AIM OF THE TASK —
Report back each line of the records that contains the string "name".

Source records —

______________________________

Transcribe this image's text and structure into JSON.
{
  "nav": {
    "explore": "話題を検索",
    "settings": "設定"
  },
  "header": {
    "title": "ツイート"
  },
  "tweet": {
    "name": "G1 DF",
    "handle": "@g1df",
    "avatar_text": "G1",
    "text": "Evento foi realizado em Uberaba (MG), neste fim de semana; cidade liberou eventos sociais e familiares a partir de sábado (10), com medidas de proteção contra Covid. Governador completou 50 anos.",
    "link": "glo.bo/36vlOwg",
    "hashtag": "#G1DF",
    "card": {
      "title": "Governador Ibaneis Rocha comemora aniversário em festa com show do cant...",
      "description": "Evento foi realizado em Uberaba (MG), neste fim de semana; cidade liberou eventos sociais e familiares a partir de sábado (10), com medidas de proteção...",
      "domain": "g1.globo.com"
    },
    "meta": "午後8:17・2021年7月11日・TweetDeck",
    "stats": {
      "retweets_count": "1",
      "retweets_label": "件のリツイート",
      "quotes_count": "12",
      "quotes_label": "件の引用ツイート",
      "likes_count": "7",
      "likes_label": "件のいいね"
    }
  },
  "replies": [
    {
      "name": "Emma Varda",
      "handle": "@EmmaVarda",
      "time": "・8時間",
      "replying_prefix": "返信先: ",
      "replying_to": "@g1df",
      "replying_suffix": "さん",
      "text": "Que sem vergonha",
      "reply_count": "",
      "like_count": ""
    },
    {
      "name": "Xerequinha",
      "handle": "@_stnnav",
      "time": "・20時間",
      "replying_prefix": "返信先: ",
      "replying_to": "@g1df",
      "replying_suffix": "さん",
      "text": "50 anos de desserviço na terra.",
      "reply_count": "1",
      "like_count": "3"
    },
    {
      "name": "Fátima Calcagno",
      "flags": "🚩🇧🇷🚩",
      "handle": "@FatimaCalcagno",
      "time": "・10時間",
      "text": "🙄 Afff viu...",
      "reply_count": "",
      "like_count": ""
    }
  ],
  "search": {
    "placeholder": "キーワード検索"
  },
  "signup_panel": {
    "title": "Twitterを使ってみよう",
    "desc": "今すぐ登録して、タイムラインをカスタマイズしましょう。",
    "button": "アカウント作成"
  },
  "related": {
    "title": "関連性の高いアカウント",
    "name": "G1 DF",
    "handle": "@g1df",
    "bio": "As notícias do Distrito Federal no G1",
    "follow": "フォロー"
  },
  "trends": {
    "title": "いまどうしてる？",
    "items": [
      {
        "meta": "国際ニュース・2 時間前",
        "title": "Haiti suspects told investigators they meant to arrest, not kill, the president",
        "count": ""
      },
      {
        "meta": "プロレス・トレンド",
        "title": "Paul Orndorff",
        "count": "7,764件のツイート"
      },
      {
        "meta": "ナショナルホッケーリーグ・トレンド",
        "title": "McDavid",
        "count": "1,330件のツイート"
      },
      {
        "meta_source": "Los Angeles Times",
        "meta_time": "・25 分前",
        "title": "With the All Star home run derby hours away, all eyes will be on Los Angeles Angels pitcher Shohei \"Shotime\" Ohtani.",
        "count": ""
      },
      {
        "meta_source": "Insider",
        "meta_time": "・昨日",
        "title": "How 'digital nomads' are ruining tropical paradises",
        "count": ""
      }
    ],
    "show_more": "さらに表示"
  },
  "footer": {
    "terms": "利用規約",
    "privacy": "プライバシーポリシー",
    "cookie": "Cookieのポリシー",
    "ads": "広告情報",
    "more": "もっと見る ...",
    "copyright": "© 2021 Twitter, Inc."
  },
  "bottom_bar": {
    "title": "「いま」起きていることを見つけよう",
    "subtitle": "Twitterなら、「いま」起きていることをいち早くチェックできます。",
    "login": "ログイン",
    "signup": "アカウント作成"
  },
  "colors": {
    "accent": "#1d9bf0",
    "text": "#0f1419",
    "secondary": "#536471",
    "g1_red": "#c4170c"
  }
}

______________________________

EXPECTED ANSWER —
    "name": "G1 DF",
      "name": "Emma Varda",
      "name": "Xerequinha",
      "name": "Fátima Calcagno",
    "name": "G1 DF",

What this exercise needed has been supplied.